%%

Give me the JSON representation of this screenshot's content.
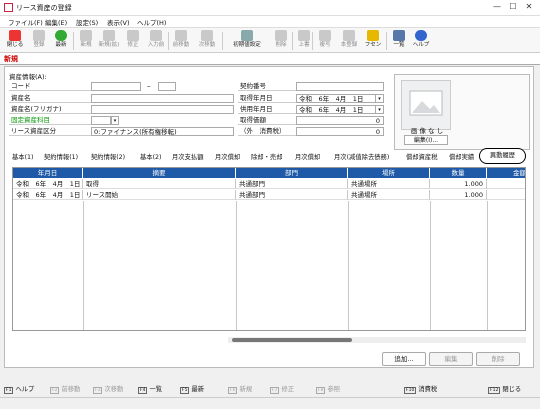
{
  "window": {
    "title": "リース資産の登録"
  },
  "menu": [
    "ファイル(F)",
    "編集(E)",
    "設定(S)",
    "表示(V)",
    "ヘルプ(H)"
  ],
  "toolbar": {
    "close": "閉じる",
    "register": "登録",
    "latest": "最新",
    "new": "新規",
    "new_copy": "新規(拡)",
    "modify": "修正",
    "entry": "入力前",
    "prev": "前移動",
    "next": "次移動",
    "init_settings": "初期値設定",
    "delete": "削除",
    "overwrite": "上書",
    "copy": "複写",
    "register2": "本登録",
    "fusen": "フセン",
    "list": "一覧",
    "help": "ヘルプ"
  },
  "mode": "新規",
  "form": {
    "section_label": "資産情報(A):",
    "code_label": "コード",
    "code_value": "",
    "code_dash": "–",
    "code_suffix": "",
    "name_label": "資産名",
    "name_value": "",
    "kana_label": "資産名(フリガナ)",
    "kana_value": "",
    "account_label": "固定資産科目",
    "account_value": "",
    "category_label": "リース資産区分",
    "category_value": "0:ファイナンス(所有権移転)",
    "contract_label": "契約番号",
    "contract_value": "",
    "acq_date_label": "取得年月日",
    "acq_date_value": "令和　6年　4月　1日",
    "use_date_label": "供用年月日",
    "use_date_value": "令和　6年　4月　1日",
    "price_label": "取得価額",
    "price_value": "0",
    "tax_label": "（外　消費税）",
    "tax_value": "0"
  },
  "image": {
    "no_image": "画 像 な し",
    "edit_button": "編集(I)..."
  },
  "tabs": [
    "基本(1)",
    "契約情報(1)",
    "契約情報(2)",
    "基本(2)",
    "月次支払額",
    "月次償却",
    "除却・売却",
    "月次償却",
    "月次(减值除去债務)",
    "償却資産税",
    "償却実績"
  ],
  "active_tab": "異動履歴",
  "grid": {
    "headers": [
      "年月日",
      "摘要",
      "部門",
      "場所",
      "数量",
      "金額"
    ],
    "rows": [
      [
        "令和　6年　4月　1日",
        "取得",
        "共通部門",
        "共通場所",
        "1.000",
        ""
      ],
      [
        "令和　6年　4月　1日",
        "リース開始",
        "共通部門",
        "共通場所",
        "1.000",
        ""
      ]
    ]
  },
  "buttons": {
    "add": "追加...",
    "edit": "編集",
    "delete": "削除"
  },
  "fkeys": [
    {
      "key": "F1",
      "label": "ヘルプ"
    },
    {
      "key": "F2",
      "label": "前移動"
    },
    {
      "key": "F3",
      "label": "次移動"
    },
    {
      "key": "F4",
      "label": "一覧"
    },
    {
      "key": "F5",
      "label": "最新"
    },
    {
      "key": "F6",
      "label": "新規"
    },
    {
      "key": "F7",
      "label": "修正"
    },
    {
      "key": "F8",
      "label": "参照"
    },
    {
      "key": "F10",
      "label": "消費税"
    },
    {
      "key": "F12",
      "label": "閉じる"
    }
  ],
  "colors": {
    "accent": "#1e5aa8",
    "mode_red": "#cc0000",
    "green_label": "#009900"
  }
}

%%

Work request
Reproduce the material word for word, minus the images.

Answer box
Give me the JSON representation of this screenshot's content.
{
  "window": {
    "title": "リース資産の登録"
  },
  "menu": [
    "ファイル(F)",
    "編集(E)",
    "設定(S)",
    "表示(V)",
    "ヘルプ(H)"
  ],
  "toolbar": {
    "close": "閉じる",
    "register": "登録",
    "latest": "最新",
    "new": "新規",
    "new_copy": "新規(拡)",
    "modify": "修正",
    "entry": "入力前",
    "prev": "前移動",
    "next": "次移動",
    "init_settings": "初期値設定",
    "delete": "削除",
    "overwrite": "上書",
    "copy": "複写",
    "register2": "本登録",
    "fusen": "フセン",
    "list": "一覧",
    "help": "ヘルプ"
  },
  "mode": "新規",
  "form": {
    "section_label": "資産情報(A):",
    "code_label": "コード",
    "code_value": "",
    "code_dash": "–",
    "code_suffix": "",
    "name_label": "資産名",
    "name_value": "",
    "kana_label": "資産名(フリガナ)",
    "kana_value": "",
    "account_label": "固定資産科目",
    "account_value": "",
    "category_label": "リース資産区分",
    "category_value": "0:ファイナンス(所有権移転)",
    "contract_label": "契約番号",
    "contract_value": "",
    "acq_date_label": "取得年月日",
    "acq_date_value": "令和　6年　4月　1日",
    "use_date_label": "供用年月日",
    "use_date_value": "令和　6年　4月　1日",
    "price_label": "取得価額",
    "price_value": "0",
    "tax_label": "（外　消費税）",
    "tax_value": "0"
  },
  "image": {
    "no_image": "画 像 な し",
    "edit_button": "編集(I)..."
  },
  "tabs": [
    "基本(1)",
    "契約情報(1)",
    "契約情報(2)",
    "基本(2)",
    "月次支払額",
    "月次償却",
    "除却・売却",
    "月次償却",
    "月次(减值除去债務)",
    "償却資産税",
    "償却実績"
  ],
  "active_tab": "異動履歴",
  "grid": {
    "headers": [
      "年月日",
      "摘要",
      "部門",
      "場所",
      "数量",
      "金額"
    ],
    "rows": [
      [
        "令和　6年　4月　1日",
        "取得",
        "共通部門",
        "共通場所",
        "1.000",
        ""
      ],
      [
        "令和　6年　4月　1日",
        "リース開始",
        "共通部門",
        "共通場所",
        "1.000",
        ""
      ]
    ]
  },
  "buttons": {
    "add": "追加...",
    "edit": "編集",
    "delete": "削除"
  },
  "fkeys": [
    {
      "key": "F1",
      "label": "ヘルプ"
    },
    {
      "key": "F2",
      "label": "前移動"
    },
    {
      "key": "F3",
      "label": "次移動"
    },
    {
      "key": "F4",
      "label": "一覧"
    },
    {
      "key": "F5",
      "label": "最新"
    },
    {
      "key": "F6",
      "label": "新規"
    },
    {
      "key": "F7",
      "label": "修正"
    },
    {
      "key": "F8",
      "label": "参照"
    },
    {
      "key": "F10",
      "label": "消費税"
    },
    {
      "key": "F12",
      "label": "閉じる"
    }
  ],
  "colors": {
    "accent": "#1e5aa8",
    "mode_red": "#cc0000",
    "green_label": "#009900"
  }
}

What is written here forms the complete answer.